important quotes

“As long as you are considering the safety and security issues, you are choosing the right provider and the right facility and you are considering all the different options, it is very possible that you can make a decision that will allow you to get quality healthcare at a low cost, ”Wequist told forbes about medical tourism,

main background

Four Americans reportedly traveled to Matamoros, Mexico, to get a tummy tuck for one of them. However, the journey turned violent and they were abducted, two of whom died and another was badly injured. an american officer Said CNN investigators believe a Mexican cartel was involved and kidnapped the four, possibly mistaking them for Haitian drug traffickers. An innocent bystander also died on the spot. Tamaulipas, the US State Department's travel advisory for the Mexican state of Matamoros, is located in, gives advice Americans should not travel there due to the risk of kidnapping and crime.

amazing facts

Although medical tourism is popular among US citizens, foreigners often travel to the US for medical procedures. Houston is one of the most popular destinations for foreigners seeking US healthcare, and the city lost $294 million in 2020 due to travel restrictions following the pandemic. According As far as Houston Chronicle,

medical tourism benefits

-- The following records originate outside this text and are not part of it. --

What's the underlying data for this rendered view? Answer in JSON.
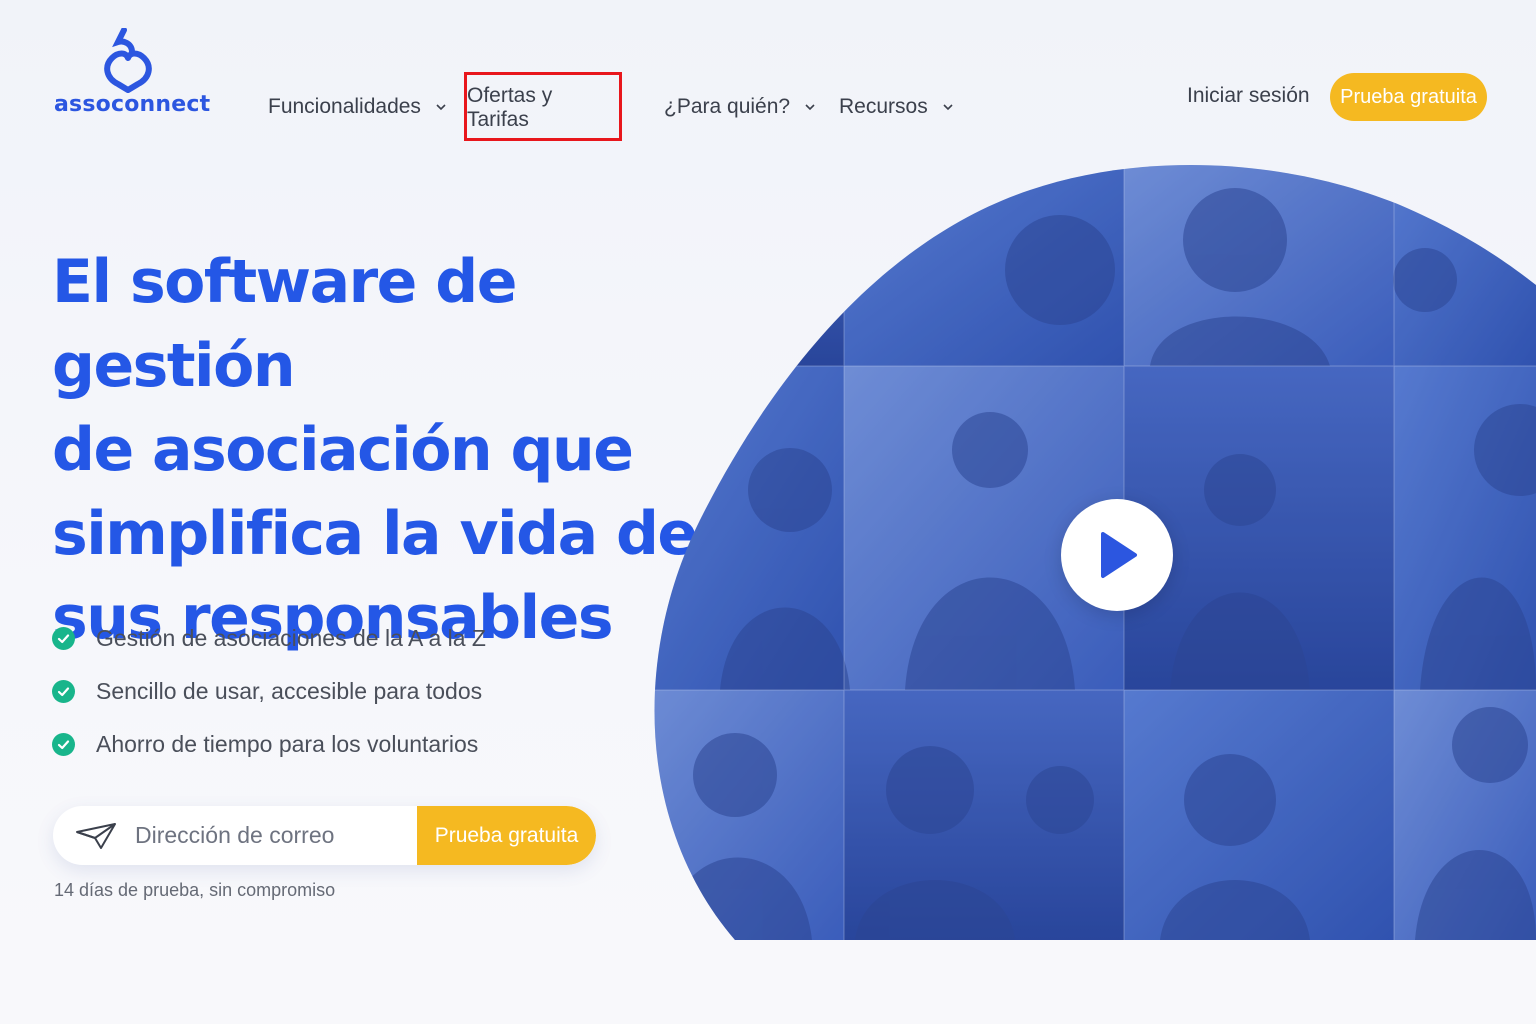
{
  "brand": {
    "name": "assoconnect",
    "accent": "#2c56e0",
    "cta_color": "#f5b921",
    "check_color": "#18b58b",
    "highlight_color": "#e8161c"
  },
  "nav": {
    "items": [
      {
        "label": "Funcionalidades",
        "has_dropdown": true,
        "icon": "chevron-down-icon"
      },
      {
        "label": "Ofertas y Tarifas",
        "has_dropdown": false,
        "highlighted": true
      },
      {
        "label": "¿Para quién?",
        "has_dropdown": true,
        "icon": "chevron-down-icon"
      },
      {
        "label": "Recursos",
        "has_dropdown": true,
        "icon": "chevron-down-icon"
      }
    ],
    "login_label": "Iniciar sesión",
    "cta_label": "Prueba gratuita"
  },
  "hero": {
    "title_lines": [
      "El software de gestión",
      "de asociación que",
      "simplifica la vida de",
      "sus responsables"
    ],
    "features": [
      "Gestión de asociaciones de la A a la Z",
      "Sencillo de usar, accesible para todos",
      "Ahorro de tiempo para los voluntarios"
    ],
    "email": {
      "placeholder": "Dirección de correo",
      "value": "",
      "icon": "paper-plane-icon"
    },
    "cta_label": "Prueba gratuita",
    "note": "14 días de prueba, sin compromiso"
  },
  "media": {
    "icon": "play-icon",
    "tint": "#3a62d0"
  }
}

Many people who travel abroad for healthcare cite low cost as a driving factor. A 2020 Study 92% of participants labeled low cost as a driving factor in Mexico. For example, the average cost of a tummy tuck We is $6,154 (not including the cost of anesthesia, medication, or the operation, which can push prices up to about $20,000 depending on the state), and the average cost of a tummy tuck Mexico is between $2,000 and $4,000. There is often a stigma surrounding medical tourism, associating it with low cost and poor work. However, according to Wequist, this is usually not the case. Consumers "expect a certain level of quality and ... they have a certain price point that they're willing to pay for it," he said., may travel abroad for certain medical procedures that are illegal in their state, such as abortion (Most miscarriages happen banned in 13 states). Other patients travel due to looser restrictions in other countries. Professor of Geography at Simon Fraser University in Canada, Dr. Valorie Crooks Said new York Times Patients may initially seek care in the US, but are told they are "too young or too old for orthopedic surgery" or they may be "too young or too old for bariatric surgery," so they Let's turn to doctors abroad for help.

medical tourism risks

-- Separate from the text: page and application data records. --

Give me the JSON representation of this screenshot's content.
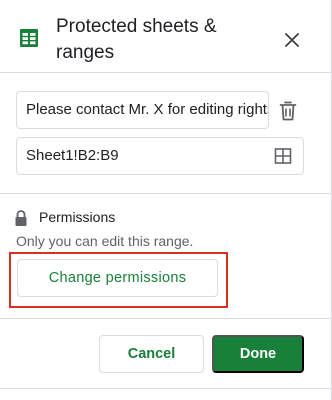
{
  "header": {
    "title": "Protected sheets & ranges"
  },
  "description_input": {
    "value": "Please contact Mr. X for editing rights"
  },
  "range_input": {
    "value": "Sheet1!B2:B9"
  },
  "permissions": {
    "title": "Permissions",
    "subtitle": "Only you can edit this range.",
    "change_button_label": "Change permissions"
  },
  "footer": {
    "cancel_label": "Cancel",
    "done_label": "Done"
  },
  "icons": {
    "sheets": "sheets-icon",
    "close": "close-icon",
    "trash": "trash-icon",
    "grid": "grid-icon",
    "lock": "lock-icon"
  },
  "colors": {
    "accent": "#188038",
    "highlight": "#d93025",
    "border": "#dadce0",
    "muted_text": "#5f6368"
  }
}
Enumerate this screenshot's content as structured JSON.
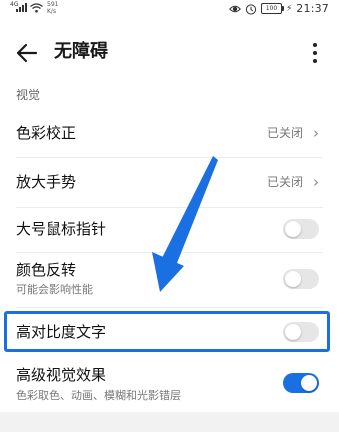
{
  "status_bar": {
    "network": "4G",
    "speed_value": "591",
    "speed_unit": "K/s",
    "battery": "100",
    "time": "21:37"
  },
  "app_bar": {
    "title": "无障碍"
  },
  "section": {
    "title": "视觉"
  },
  "items": [
    {
      "label": "色彩校正",
      "status": "已关闭"
    },
    {
      "label": "放大手势",
      "status": "已关闭"
    },
    {
      "label": "大号鼠标指针",
      "toggle_on": false
    },
    {
      "label": "颜色反转",
      "subtitle": "可能会影响性能",
      "toggle_on": false
    },
    {
      "label": "高对比度文字",
      "toggle_on": false
    },
    {
      "label": "高级视觉效果",
      "subtitle": "色彩取色、动画、模糊和光影错层",
      "toggle_on": true
    }
  ],
  "colors": {
    "accent": "#1a6fe3",
    "annotation": "#1a6fe3",
    "toggle_off": "#e6e6e6"
  },
  "icons": {
    "back": "arrow-left-icon",
    "more": "more-vertical-icon",
    "chevron": "chevron-right-icon",
    "eye": "eye-icon",
    "alarm": "alarm-icon"
  }
}
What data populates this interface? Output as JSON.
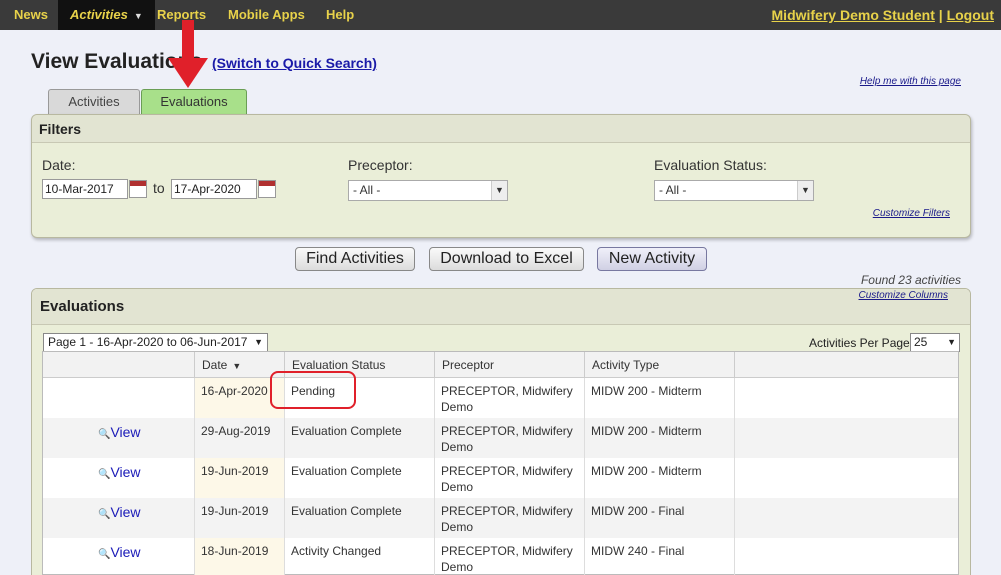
{
  "nav": {
    "items": [
      "News",
      "Activities",
      "Reports",
      "Mobile Apps",
      "Help"
    ],
    "user": "Midwifery Demo Student",
    "separator": "|",
    "logout": "Logout"
  },
  "header": {
    "title": "View Evaluations",
    "switch_link": "(Switch to Quick Search)",
    "help_link": "Help me with this page"
  },
  "tabs": [
    "Activities",
    "Evaluations"
  ],
  "filters": {
    "title": "Filters",
    "date_label": "Date:",
    "date_from": "10-Mar-2017",
    "to_label": "to",
    "date_to": "17-Apr-2020",
    "preceptor_label": "Preceptor:",
    "preceptor_value": "- All -",
    "status_label": "Evaluation Status:",
    "status_value": "- All -",
    "customize_link": "Customize Filters"
  },
  "buttons": {
    "find": "Find Activities",
    "download": "Download to Excel",
    "new": "New Activity"
  },
  "results": {
    "found": "Found 23 activities",
    "customize_columns": "Customize Columns",
    "panel_title": "Evaluations",
    "page_select": "Page 1 - 16-Apr-2020 to 06-Jun-2017",
    "per_page_label": "Activities Per Page:",
    "per_page_value": "25"
  },
  "table": {
    "columns": [
      "Date",
      "Evaluation Status",
      "Preceptor",
      "Activity Type"
    ],
    "view_label": "View",
    "rows": [
      {
        "view": "",
        "date": "16-Apr-2020",
        "status": "Pending",
        "preceptor": "PRECEPTOR, Midwifery Demo",
        "type": "MIDW 200 - Midterm"
      },
      {
        "view": "View",
        "date": "29-Aug-2019",
        "status": "Evaluation Complete",
        "preceptor": "PRECEPTOR, Midwifery Demo",
        "type": "MIDW 200 - Midterm"
      },
      {
        "view": "View",
        "date": "19-Jun-2019",
        "status": "Evaluation Complete",
        "preceptor": "PRECEPTOR, Midwifery Demo",
        "type": "MIDW 200 - Midterm"
      },
      {
        "view": "View",
        "date": "19-Jun-2019",
        "status": "Evaluation Complete",
        "preceptor": "PRECEPTOR, Midwifery Demo",
        "type": "MIDW 200 - Final"
      },
      {
        "view": "View",
        "date": "18-Jun-2019",
        "status": "Activity Changed",
        "preceptor": "PRECEPTOR, Midwifery Demo",
        "type": "MIDW 240 - Final"
      }
    ]
  },
  "colors": {
    "nav_bg": "#3a3a3a",
    "nav_text": "#e8d24a",
    "active_tab": "#a8e08a",
    "arrow": "#e0202a",
    "highlight": "#e0202a"
  },
  "icons": [
    "calendar-icon",
    "magnifier-icon",
    "chevron-down-icon",
    "sort-down-icon",
    "red-arrow-annotation"
  ]
}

According to Wequist, traveling long distances for medical care increases the risk of developing an infection due to exposure to a "new or unique type of bacteria or virus" that is not common in the home country. The practice of medical tourism is largely unregulated and there are virtually no laws governing the process. CDC warned Air travel by following a procedure: Flying at high altitudes increases the risk of blood clots. It advises medical tourists not to have abdominal or chest surgery for 10 days following procedures to avoid complications associated with atmospheric changes. Because patients usually pay out of pocket for medical tourism procedures, their US physicians may not be aware of the work that has been done. Because of this, the CDC states complications may result in patients seeking follow-up care from doctors in the US, so patients should request copies of medical records from facilities overseas. The American Society of Plastic Surgeons recommended Waiting five to seven days after physical procedures like liposuction or breast augmentation and 10 days after facial procedures like facelift and nose surgery before flying. To avoid complications, the C.D.C. recommended Patients have a pre-travel consultation with a healthcare provider, bring copies of medical records overseas and obtain copies of medical records from overseas facilities (these may need to be translated into English), visit doctors and facilities Do proper research and follow -care for smooth transition.

Two Americans found dead, two others alive after violent kidnapping in Mexico

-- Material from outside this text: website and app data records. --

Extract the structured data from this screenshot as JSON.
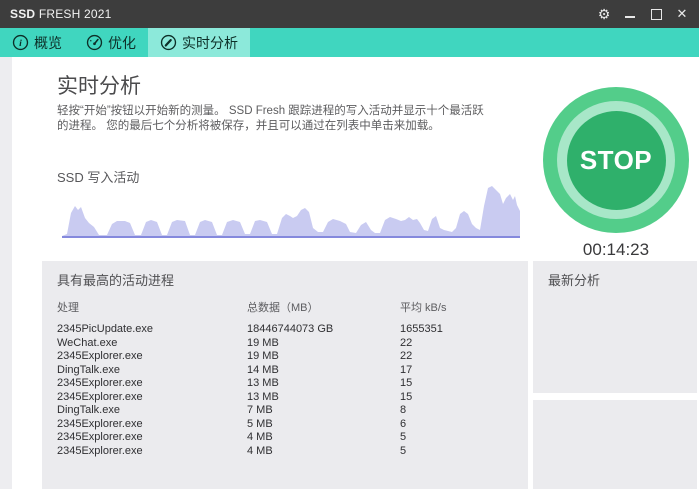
{
  "window": {
    "title_bold": "SSD",
    "title_rest": " FRESH 2021"
  },
  "titlebar": {
    "gear_glyph": "⚙",
    "close_glyph": "✕"
  },
  "tabs": [
    {
      "id": "overview",
      "label": "概览",
      "icon": "info-circle-icon",
      "active": false
    },
    {
      "id": "optimize",
      "label": "优化",
      "icon": "gauge-icon",
      "active": false
    },
    {
      "id": "realtime",
      "label": "实时分析",
      "icon": "pencil-circle-icon",
      "active": true
    }
  ],
  "main": {
    "heading": "实时分析",
    "description_line1": "轻按“开始”按钮以开始新的测量。 SSD Fresh 跟踪进程的写入活动并显示十个最活跃",
    "description_line2": "的进程。 您的最后七个分析将被保存，并且可以通过在列表中单击来加载。",
    "chart_label": "SSD 写入活动",
    "stop_button_label": "STOP",
    "timer": "00:14:23"
  },
  "process_table": {
    "title": "具有最高的活动进程",
    "columns": [
      "处理",
      "总数据（MB）",
      "平均 kB/s"
    ],
    "rows": [
      [
        "2345PicUpdate.exe",
        "18446744073 GB",
        "1655351"
      ],
      [
        "WeChat.exe",
        "19 MB",
        "22"
      ],
      [
        "2345Explorer.exe",
        "19 MB",
        "22"
      ],
      [
        "DingTalk.exe",
        "14 MB",
        "17"
      ],
      [
        "2345Explorer.exe",
        "13 MB",
        "15"
      ],
      [
        "2345Explorer.exe",
        "13 MB",
        "15"
      ],
      [
        "DingTalk.exe",
        "7 MB",
        "8"
      ],
      [
        "2345Explorer.exe",
        "5 MB",
        "6"
      ],
      [
        "2345Explorer.exe",
        "4 MB",
        "5"
      ],
      [
        "2345Explorer.exe",
        "4 MB",
        "5"
      ]
    ]
  },
  "latest_analyses": {
    "title": "最新分析"
  },
  "colors": {
    "titlebar": "#3d3d3d",
    "accent_teal": "#40d6bf",
    "active_tab": "#8ce9da",
    "panel_gray": "#ebebee",
    "chart_fill": "#c9cbf1",
    "chart_baseline": "#8589dd",
    "stop_outer_green": "#53cd8a",
    "stop_ring_light": "#a8e7c8",
    "stop_inner_green": "#2fb06b"
  },
  "chart_data": {
    "type": "area",
    "title": "SSD 写入活动",
    "series_name": "SSD write activity",
    "xlabel": "",
    "ylabel": "",
    "axes_visible": false,
    "note": "unlabeled sparkline area chart; points are [x_px 0-458, height_px 0-53 above baseline]",
    "points": [
      [
        0,
        1
      ],
      [
        5,
        3
      ],
      [
        9,
        24
      ],
      [
        13,
        31
      ],
      [
        16,
        27
      ],
      [
        19,
        30
      ],
      [
        23,
        19
      ],
      [
        27,
        14
      ],
      [
        32,
        10
      ],
      [
        37,
        2
      ],
      [
        45,
        2
      ],
      [
        50,
        13
      ],
      [
        55,
        16
      ],
      [
        63,
        16
      ],
      [
        68,
        14
      ],
      [
        73,
        2
      ],
      [
        79,
        2
      ],
      [
        84,
        15
      ],
      [
        89,
        17
      ],
      [
        95,
        15
      ],
      [
        100,
        2
      ],
      [
        105,
        2
      ],
      [
        110,
        15
      ],
      [
        115,
        17
      ],
      [
        123,
        16
      ],
      [
        128,
        2
      ],
      [
        133,
        2
      ],
      [
        138,
        15
      ],
      [
        143,
        17
      ],
      [
        150,
        15
      ],
      [
        155,
        2
      ],
      [
        160,
        2
      ],
      [
        165,
        15
      ],
      [
        171,
        17
      ],
      [
        178,
        15
      ],
      [
        183,
        3
      ],
      [
        188,
        3
      ],
      [
        193,
        16
      ],
      [
        198,
        17
      ],
      [
        205,
        15
      ],
      [
        210,
        3
      ],
      [
        215,
        3
      ],
      [
        220,
        19
      ],
      [
        224,
        23
      ],
      [
        228,
        21
      ],
      [
        231,
        19
      ],
      [
        235,
        21
      ],
      [
        239,
        27
      ],
      [
        243,
        29
      ],
      [
        247,
        25
      ],
      [
        251,
        9
      ],
      [
        256,
        5
      ],
      [
        261,
        5
      ],
      [
        266,
        15
      ],
      [
        271,
        18
      ],
      [
        278,
        16
      ],
      [
        284,
        13
      ],
      [
        288,
        5
      ],
      [
        294,
        4
      ],
      [
        299,
        12
      ],
      [
        304,
        15
      ],
      [
        309,
        7
      ],
      [
        313,
        4
      ],
      [
        318,
        4
      ],
      [
        323,
        17
      ],
      [
        328,
        20
      ],
      [
        334,
        18
      ],
      [
        339,
        16
      ],
      [
        343,
        17
      ],
      [
        347,
        20
      ],
      [
        351,
        17
      ],
      [
        355,
        18
      ],
      [
        358,
        14
      ],
      [
        362,
        7
      ],
      [
        366,
        6
      ],
      [
        370,
        18
      ],
      [
        374,
        21
      ],
      [
        378,
        9
      ],
      [
        382,
        7
      ],
      [
        386,
        6
      ],
      [
        390,
        5
      ],
      [
        394,
        9
      ],
      [
        398,
        23
      ],
      [
        402,
        26
      ],
      [
        406,
        23
      ],
      [
        410,
        13
      ],
      [
        414,
        9
      ],
      [
        418,
        7
      ],
      [
        422,
        31
      ],
      [
        426,
        49
      ],
      [
        430,
        51
      ],
      [
        434,
        47
      ],
      [
        438,
        43
      ],
      [
        441,
        33
      ],
      [
        444,
        39
      ],
      [
        448,
        43
      ],
      [
        451,
        37
      ],
      [
        453,
        41
      ],
      [
        455,
        32
      ],
      [
        458,
        26
      ]
    ]
  }
}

(Forbes)

Mexican drug cartel reportedly claims responsibility - and apologizes - for kidnapping and killing Americans (Forbes)

Kidnapping in Mexico draws attention to medical tourism industry (new York Times)